[[ RAW DATA open ]]

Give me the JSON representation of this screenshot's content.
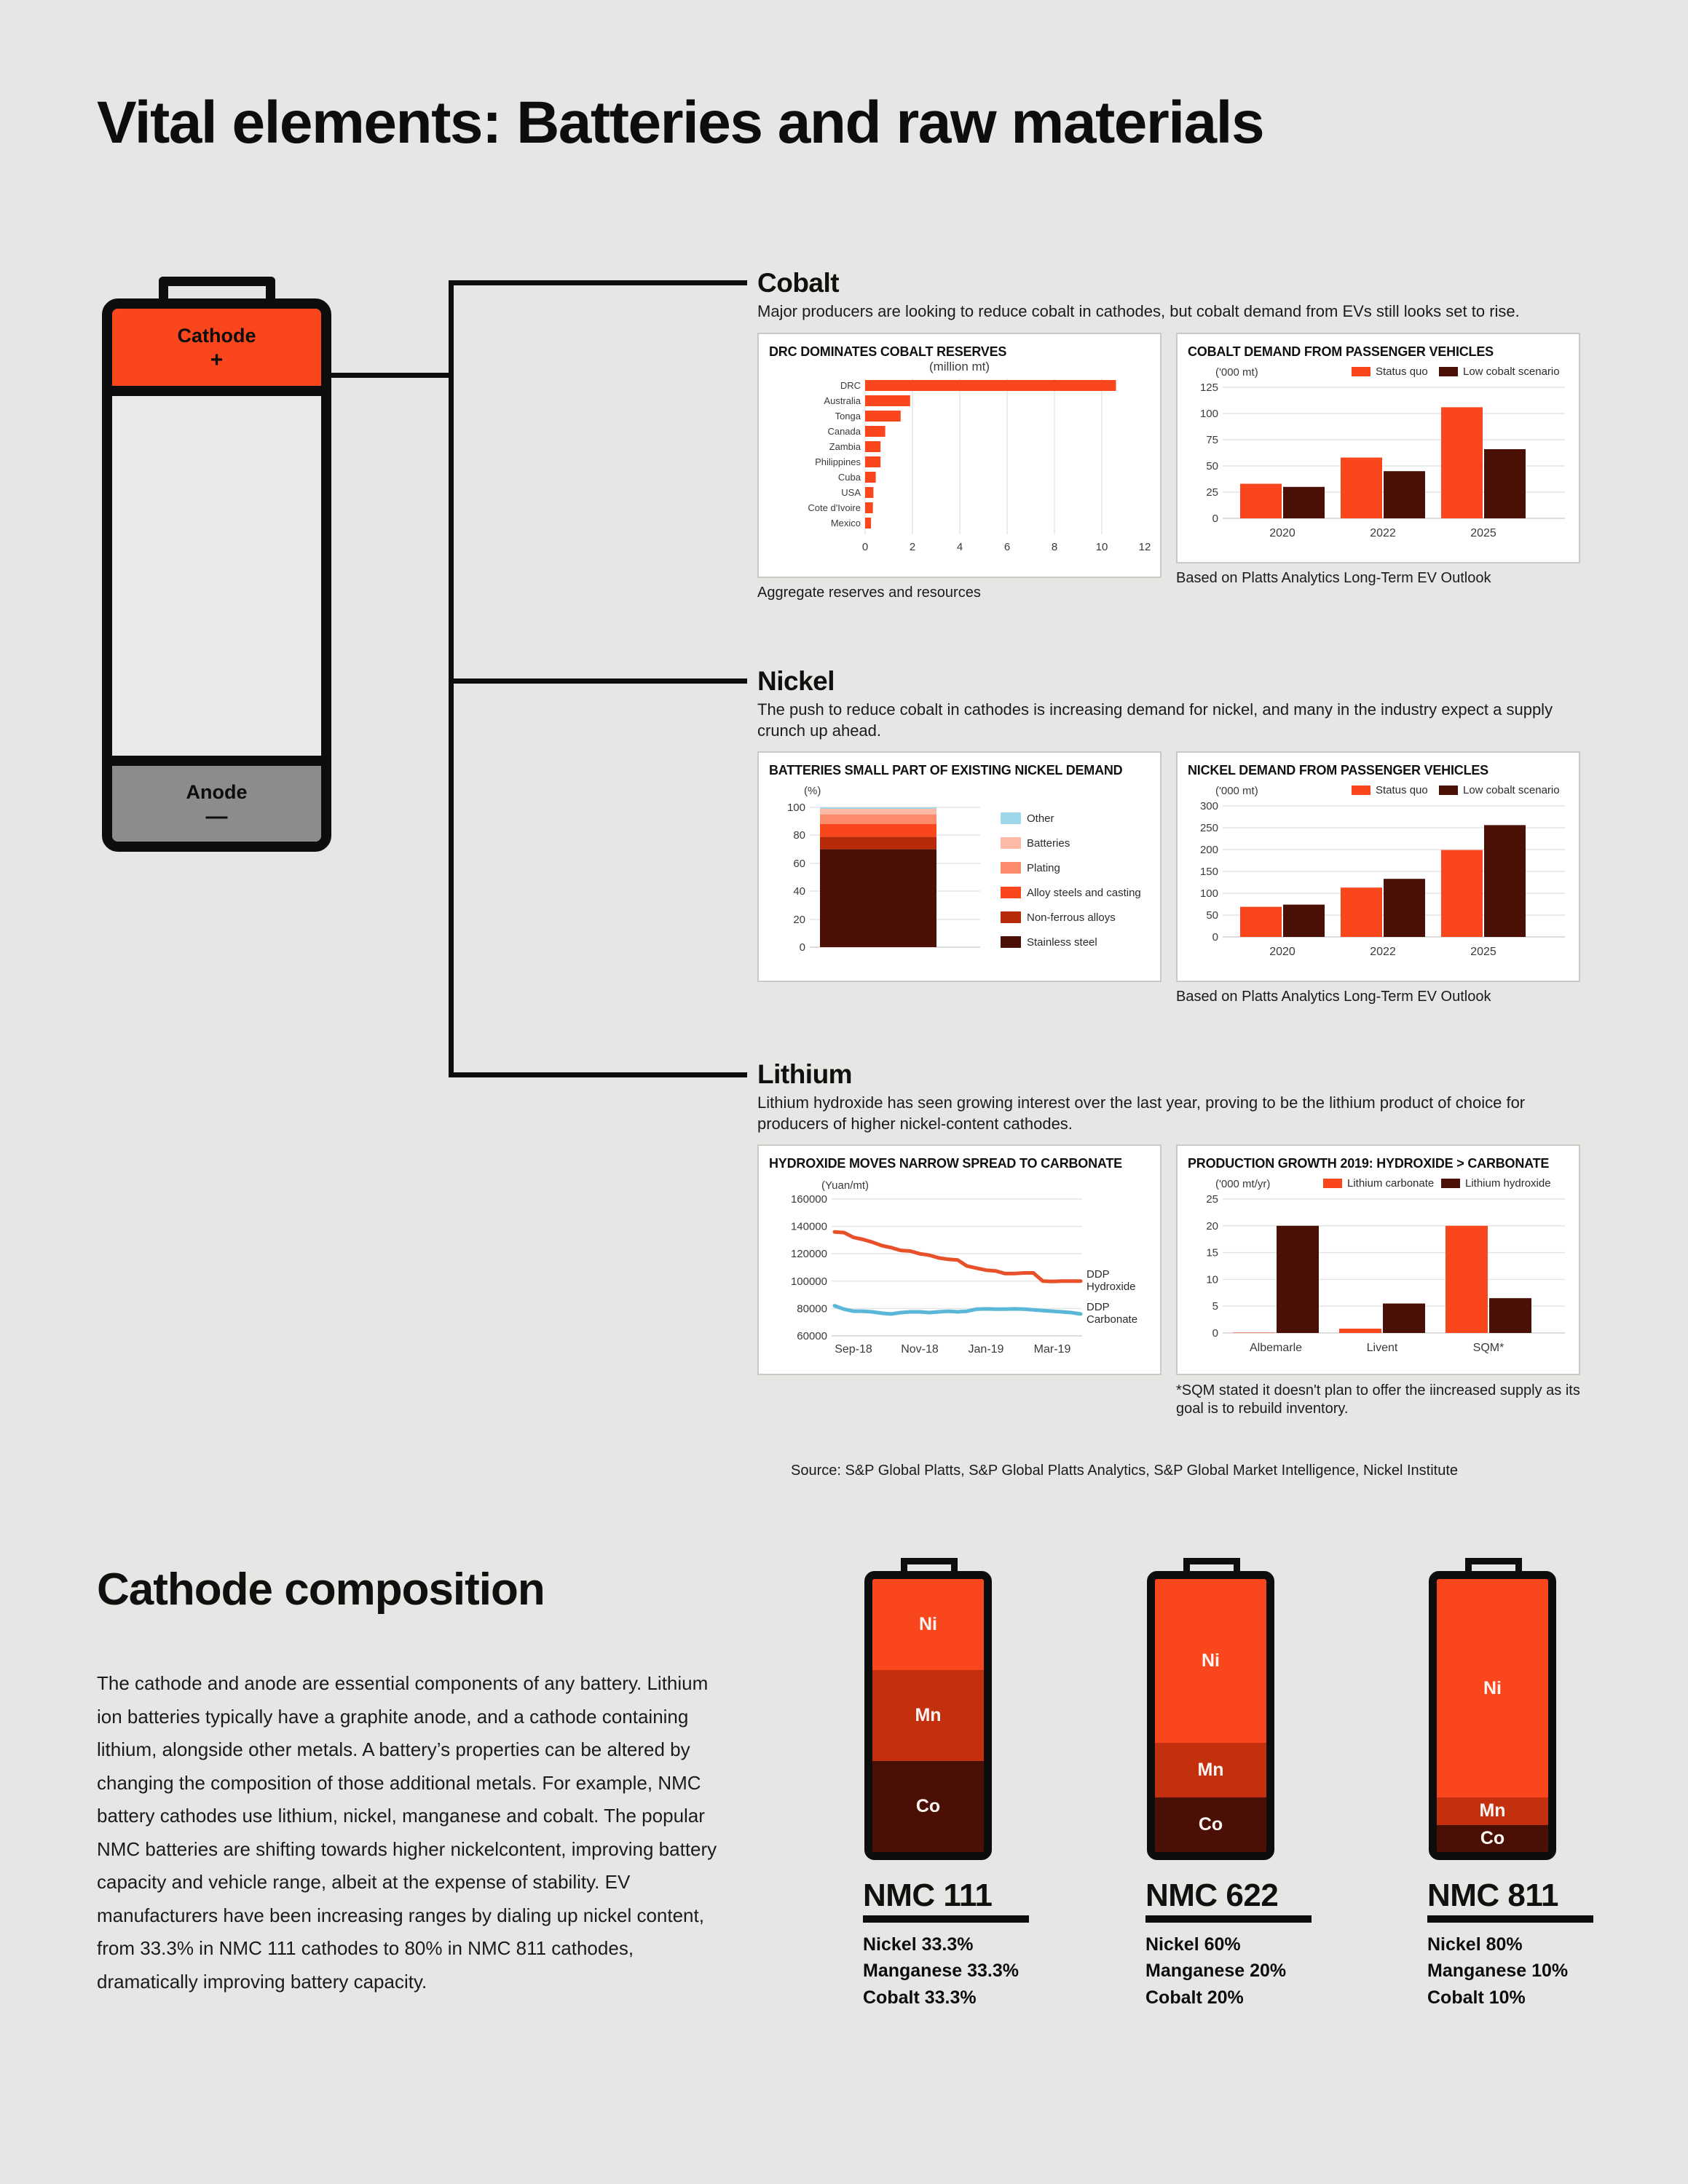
{
  "title": "Vital elements: Batteries and raw materials",
  "battery_diagram": {
    "cathode_label": "Cathode",
    "cathode_polarity": "+",
    "anode_label": "Anode",
    "anode_polarity": "—"
  },
  "sections": [
    {
      "name": "Cobalt",
      "description": "Major producers are looking to reduce cobalt in cathodes, but cobalt demand from EVs still looks set to rise.",
      "left_caption": "Aggregate reserves and resources",
      "right_caption": "Based on Platts Analytics Long-Term EV Outlook"
    },
    {
      "name": "Nickel",
      "description": "The push to reduce cobalt in cathodes is increasing demand for nickel, and many in the industry expect a supply crunch up ahead.",
      "right_caption": "Based on Platts Analytics Long-Term EV Outlook"
    },
    {
      "name": "Lithium",
      "description": "Lithium hydroxide has seen growing interest over the last year, proving to be the lithium product of choice for producers of higher nickel-content cathodes.",
      "right_footnote": "*SQM stated it doesn't plan to offer the iincreased supply as its goal is to rebuild inventory."
    }
  ],
  "source": "Source: S&P Global Platts, S&P Global Platts Analytics, S&P Global Market Intelligence, Nickel Institute",
  "colors": {
    "orange": "#f9461c",
    "dark_maroon": "#4a1005",
    "mid_red": "#c2300d",
    "light_salmon": "#fb8b6b",
    "pink": "#fcb9a6",
    "light_blue": "#9ed6ea",
    "line_red": "#e8502a",
    "line_blue": "#5bb7d8",
    "background": "#e6e7e4"
  },
  "chart_data": [
    {
      "id": "cobalt-reserves",
      "type": "bar",
      "orientation": "horizontal",
      "title": "DRC DOMINATES COBALT RESERVES",
      "unit": "(million mt)",
      "xlabel": "",
      "ylabel": "",
      "xlim": [
        0,
        12
      ],
      "xticks": [
        0,
        2,
        4,
        6,
        8,
        10,
        12
      ],
      "grid": true,
      "categories": [
        "DRC",
        "Australia",
        "Tonga",
        "Canada",
        "Zambia",
        "Philippines",
        "Cuba",
        "USA",
        "Cote d'Ivoire",
        "Mexico"
      ],
      "values": [
        10.6,
        1.9,
        1.5,
        0.85,
        0.65,
        0.65,
        0.45,
        0.35,
        0.33,
        0.25
      ],
      "color": "#f9461c"
    },
    {
      "id": "cobalt-demand",
      "type": "bar",
      "title": "COBALT DEMAND FROM PASSENGER VEHICLES",
      "unit": "('000 mt)",
      "categories": [
        "2020",
        "2022",
        "2025"
      ],
      "ylim": [
        0,
        125
      ],
      "yticks": [
        0,
        25,
        50,
        75,
        100,
        125
      ],
      "grid": true,
      "legend_position": "top-right",
      "series": [
        {
          "name": "Status quo",
          "values": [
            33,
            58,
            106
          ],
          "color": "#f9461c"
        },
        {
          "name": "Low cobalt scenario",
          "values": [
            30,
            45,
            66
          ],
          "color": "#4a1005"
        }
      ]
    },
    {
      "id": "nickel-demand-share",
      "type": "bar",
      "stacked": true,
      "title": "BATTERIES SMALL PART OF EXISTING NICKEL DEMAND",
      "unit": "(%)",
      "ylim": [
        0,
        100
      ],
      "yticks": [
        0,
        20,
        40,
        60,
        80,
        100
      ],
      "grid": true,
      "legend_position": "right",
      "categories": [
        "Nickel demand"
      ],
      "series": [
        {
          "name": "Stainless steel",
          "values": [
            70
          ],
          "color": "#4a1005"
        },
        {
          "name": "Non-ferrous alloys",
          "values": [
            9
          ],
          "color": "#b62a09"
        },
        {
          "name": "Alloy steels and casting",
          "values": [
            9
          ],
          "color": "#f9461c"
        },
        {
          "name": "Plating",
          "values": [
            7
          ],
          "color": "#fb8b6b"
        },
        {
          "name": "Batteries",
          "values": [
            4
          ],
          "color": "#fcb9a6"
        },
        {
          "name": "Other",
          "values": [
            1
          ],
          "color": "#9ed6ea"
        }
      ]
    },
    {
      "id": "nickel-demand-pv",
      "type": "bar",
      "title": "NICKEL DEMAND FROM PASSENGER VEHICLES",
      "unit": "('000 mt)",
      "categories": [
        "2020",
        "2022",
        "2025"
      ],
      "ylim": [
        0,
        300
      ],
      "yticks": [
        0,
        50,
        100,
        150,
        200,
        250,
        300
      ],
      "grid": true,
      "legend_position": "top-right",
      "series": [
        {
          "name": "Status quo",
          "values": [
            69,
            113,
            199
          ],
          "color": "#f9461c"
        },
        {
          "name": "Low cobalt scenario",
          "values": [
            74,
            133,
            256
          ],
          "color": "#4a1005"
        }
      ]
    },
    {
      "id": "lithium-prices",
      "type": "line",
      "title": "HYDROXIDE MOVES NARROW SPREAD TO CARBONATE",
      "unit": "(Yuan/mt)",
      "ylim": [
        60000,
        160000
      ],
      "yticks": [
        60000,
        80000,
        100000,
        120000,
        140000,
        160000
      ],
      "xticks": [
        "Sep-18",
        "Nov-18",
        "Jan-19",
        "Mar-19"
      ],
      "grid": true,
      "series": [
        {
          "name": "DDP Hydroxide",
          "color": "#e8502a",
          "values": [
            136000,
            135500,
            132000,
            130500,
            128500,
            126000,
            124500,
            122500,
            122000,
            120000,
            119000,
            117000,
            116000,
            115500,
            110000,
            108500,
            107000,
            106500,
            104500,
            104500,
            105000,
            105000,
            100000,
            99800,
            100000,
            100000,
            100000
          ]
        },
        {
          "name": "DDP Carbonate",
          "color": "#5bb7d8",
          "values": [
            82500,
            80000,
            78500,
            78500,
            78000,
            77000,
            76500,
            77500,
            78000,
            78000,
            77500,
            78000,
            78500,
            78000,
            78500,
            80000,
            80200,
            80000,
            80000,
            80200,
            80000,
            79500,
            79000,
            78500,
            78000,
            77500,
            76500
          ]
        }
      ]
    },
    {
      "id": "lithium-production-growth",
      "type": "bar",
      "title": "PRODUCTION GROWTH 2019: HYDROXIDE > CARBONATE",
      "unit": "('000 mt/yr)",
      "categories": [
        "Albemarle",
        "Livent",
        "SQM*"
      ],
      "ylim": [
        0,
        25
      ],
      "yticks": [
        0,
        5,
        10,
        15,
        20,
        25
      ],
      "grid": true,
      "legend_position": "top-right",
      "series": [
        {
          "name": "Lithium carbonate",
          "values": [
            0,
            0.8,
            20
          ],
          "color": "#f9461c"
        },
        {
          "name": "Lithium hydroxide",
          "values": [
            20,
            5.5,
            6.5
          ],
          "color": "#4a1005"
        }
      ]
    }
  ],
  "cathode_composition": {
    "title": "Cathode composition",
    "body": "The cathode and anode are essential components of any battery. Lithium ion batteries typically have a graphite anode, and a cathode containing lithium, alongside other metals. A battery’s properties can be altered by changing the composition of those additional metals. For example, NMC battery cathodes use lithium, nickel, manganese and cobalt. The popular NMC batteries are shifting towards higher nickelcontent, improving battery capacity and vehicle range, albeit at the expense of stability. EV manufacturers have been increasing ranges by dialing up nickel content, from 33.3% in NMC 111 cathodes to 80% in NMC 811 cathodes, dramatically improving battery capacity.",
    "batteries": [
      {
        "name": "NMC 111",
        "segments": [
          {
            "label": "Ni",
            "pct": 33.3,
            "color": "#f9461c"
          },
          {
            "label": "Mn",
            "pct": 33.3,
            "color": "#c2300d"
          },
          {
            "label": "Co",
            "pct": 33.4,
            "color": "#4a1005"
          }
        ],
        "lines": [
          "Nickel 33.3%",
          "Manganese 33.3%",
          "Cobalt 33.3%"
        ]
      },
      {
        "name": "NMC 622",
        "segments": [
          {
            "label": "Ni",
            "pct": 60,
            "color": "#f9461c"
          },
          {
            "label": "Mn",
            "pct": 20,
            "color": "#c2300d"
          },
          {
            "label": "Co",
            "pct": 20,
            "color": "#4a1005"
          }
        ],
        "lines": [
          "Nickel 60%",
          "Manganese 20%",
          "Cobalt 20%"
        ]
      },
      {
        "name": "NMC 811",
        "segments": [
          {
            "label": "Ni",
            "pct": 80,
            "color": "#f9461c"
          },
          {
            "label": "Mn",
            "pct": 10,
            "color": "#c2300d"
          },
          {
            "label": "Co",
            "pct": 10,
            "color": "#4a1005"
          }
        ],
        "lines": [
          "Nickel 80%",
          "Manganese 10%",
          "Cobalt 10%"
        ]
      }
    ]
  }
}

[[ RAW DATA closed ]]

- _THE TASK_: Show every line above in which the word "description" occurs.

- _REPLY TO THE TASK_:
      "description": "Major producers are looking to reduce cobalt in cathodes, but cobalt demand from EVs still looks set to rise.",
      "description": "The push to reduce cobalt in cathodes is increasing demand for nickel, and many in the industry expect a supply crunch up ahead.",
      "description": "Lithium hydroxide has seen growing interest over the last year, proving to be the lithium product of choice for producers of higher nickel-content cathodes.",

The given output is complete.